Facebook is opening a data center in Utah, and this data center is expected to provide the local economy with 30-50 jobs. But despite initial excitement that such a verifiable company would join the Silicon Slopes, local tech insiders say the project is little more than hype. As evidenced by a hot button LinkedIn post we recently published on the subject:
“Good for them” says Daniel Deceuster on our social media post. “But we’re calling 30-50 jobs a stimulus now? I hope expectations aren’t too high for economic impact after it’s built.”
“My fear is that we may have state and local officials that pursue brand names over real benefits,” adds Dan LeFevre on LinkedIn.

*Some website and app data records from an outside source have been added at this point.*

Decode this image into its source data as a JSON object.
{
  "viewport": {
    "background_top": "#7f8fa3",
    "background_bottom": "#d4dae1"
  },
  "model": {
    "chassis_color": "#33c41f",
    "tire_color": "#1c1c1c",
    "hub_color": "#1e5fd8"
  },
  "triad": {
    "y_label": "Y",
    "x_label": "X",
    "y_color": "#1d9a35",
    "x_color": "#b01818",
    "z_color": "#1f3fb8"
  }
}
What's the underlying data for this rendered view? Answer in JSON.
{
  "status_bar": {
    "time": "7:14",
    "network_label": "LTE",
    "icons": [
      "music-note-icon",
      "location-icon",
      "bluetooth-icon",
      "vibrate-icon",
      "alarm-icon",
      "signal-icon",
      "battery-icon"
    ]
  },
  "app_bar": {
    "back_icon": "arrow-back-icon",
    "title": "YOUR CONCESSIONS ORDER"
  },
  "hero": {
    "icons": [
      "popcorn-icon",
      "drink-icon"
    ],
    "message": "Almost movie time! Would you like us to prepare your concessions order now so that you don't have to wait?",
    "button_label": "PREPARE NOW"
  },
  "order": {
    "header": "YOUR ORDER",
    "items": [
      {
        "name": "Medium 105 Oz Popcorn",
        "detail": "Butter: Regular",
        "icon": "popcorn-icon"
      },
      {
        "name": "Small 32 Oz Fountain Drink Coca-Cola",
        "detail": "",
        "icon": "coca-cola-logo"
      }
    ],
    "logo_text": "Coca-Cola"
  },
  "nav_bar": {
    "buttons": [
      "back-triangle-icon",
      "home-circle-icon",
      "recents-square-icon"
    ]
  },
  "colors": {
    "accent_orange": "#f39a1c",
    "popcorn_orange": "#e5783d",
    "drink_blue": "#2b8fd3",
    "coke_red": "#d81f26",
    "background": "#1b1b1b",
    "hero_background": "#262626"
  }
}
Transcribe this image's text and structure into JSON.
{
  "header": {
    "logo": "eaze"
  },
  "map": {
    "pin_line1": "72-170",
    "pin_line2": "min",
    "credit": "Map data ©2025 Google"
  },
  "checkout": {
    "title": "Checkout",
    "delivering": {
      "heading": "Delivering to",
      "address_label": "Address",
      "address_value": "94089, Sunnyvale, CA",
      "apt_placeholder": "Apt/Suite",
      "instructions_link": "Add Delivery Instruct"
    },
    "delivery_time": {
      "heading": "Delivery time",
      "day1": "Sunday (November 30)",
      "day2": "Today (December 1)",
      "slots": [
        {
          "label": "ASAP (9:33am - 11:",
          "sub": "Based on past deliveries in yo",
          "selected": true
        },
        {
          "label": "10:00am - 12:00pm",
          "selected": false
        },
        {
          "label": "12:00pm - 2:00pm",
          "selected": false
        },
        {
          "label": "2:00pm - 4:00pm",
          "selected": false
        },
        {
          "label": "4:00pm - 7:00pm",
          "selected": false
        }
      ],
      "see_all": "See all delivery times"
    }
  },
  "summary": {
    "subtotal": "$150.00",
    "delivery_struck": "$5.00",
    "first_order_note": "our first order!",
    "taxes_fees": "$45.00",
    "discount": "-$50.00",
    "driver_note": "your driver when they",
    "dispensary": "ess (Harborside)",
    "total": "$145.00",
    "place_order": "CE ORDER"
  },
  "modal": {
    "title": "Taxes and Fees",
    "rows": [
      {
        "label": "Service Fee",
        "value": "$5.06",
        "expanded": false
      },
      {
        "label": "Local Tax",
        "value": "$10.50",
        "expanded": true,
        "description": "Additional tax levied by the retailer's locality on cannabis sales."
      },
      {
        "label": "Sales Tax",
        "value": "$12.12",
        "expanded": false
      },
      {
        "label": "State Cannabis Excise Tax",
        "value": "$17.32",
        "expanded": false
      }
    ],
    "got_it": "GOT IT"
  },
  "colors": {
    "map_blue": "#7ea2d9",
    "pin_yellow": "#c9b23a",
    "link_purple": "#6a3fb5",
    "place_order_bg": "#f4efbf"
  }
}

The data center move comes after the Utah legislation approved a sales tax deal (SB3002) to entice the development of future large business centers around Utah. As part of the package, Facebook is set to receive a sales tax exemption provided by the state. They are expected to save $5.8 million in sales tax exemptions and $150 million in additional property tax incentives over the next 20 years. In return, Facebook promises to invest $100 million in infrastructure and utility improvements targeted to grow rural western Utah Country.
The proposed improvements include an electrical substation that provides a higher power delivery capacity to support the data center and future economic growth in the areas around Eagle Mountain. But will it have as big of an impact as everyone thinks it will?
What about West Jordan?
Utah legislators have always been interested in the kinds of economic growth that Facebook is said to bring to the state. Two years prior to the Eagle Mountain announcement, there were talks of the Facebook data center going into an area of West Jordan. This deal was struck down in August 2016 after the Board of Education said that they would only agree on the center if the proposed tax break plan was decreased and capped at $100 million. After the decrease in the proposed tax break plan, Facebook lost interest in West Jordan, and ended up putting the facility in Los Lunas, New Mexico, instead.
However, the Eagle Mountain deal appears to work out a little better for the community, anyway. West Jordan is a rapidly developing area, and real estate is expensive. Unsurprising to most, the state of Utah has less to lose with the construction of a data center in a remote area like that of Eagle Mountain, where the land is cheaper, and it’s less populated.
“This is an area that wouldn’t develop for 40 to 50 years” says Salt Lake County Mayor, Ben McAdams regarding Eagle Mountain. “The remoteness of this site—I think there’s less that we’re giving up. The move to Eagle Mountain makes sense, due to the thousands of acres of cheap, undeveloped real estate. With so many acres of cheap real estate (unlike in West Jordan), there’s plenty of opportunity for other companies to make Eagle Mountain their new homes.”
What does this mean for Eagle Mountain?
Facebook expects to employ anywhere from 30-50 people at the data center full time, with potential contracting work coming later on, but as everyone on mentioned on LinkedIn, these numbers aren’t that astounding in terms of added job growth. In fact, it seems like a new restaurant or two could bring the same in terms of new jobs to the area.
But though the data center itself won’t create hundreds of new jobs around Eagle Mountain, the building of the center, as well as the added growth of other potential companies in the area just might. Large tech companies like Adobe, Bluehost, Instructure, and now Facebook have figuratively “set up shop” throughout Utah Valley. It’s the hope of the Utah legislation that many other industry leaders will follow suit, creating a lot more than 50 jobs throughout Eagle Mountain.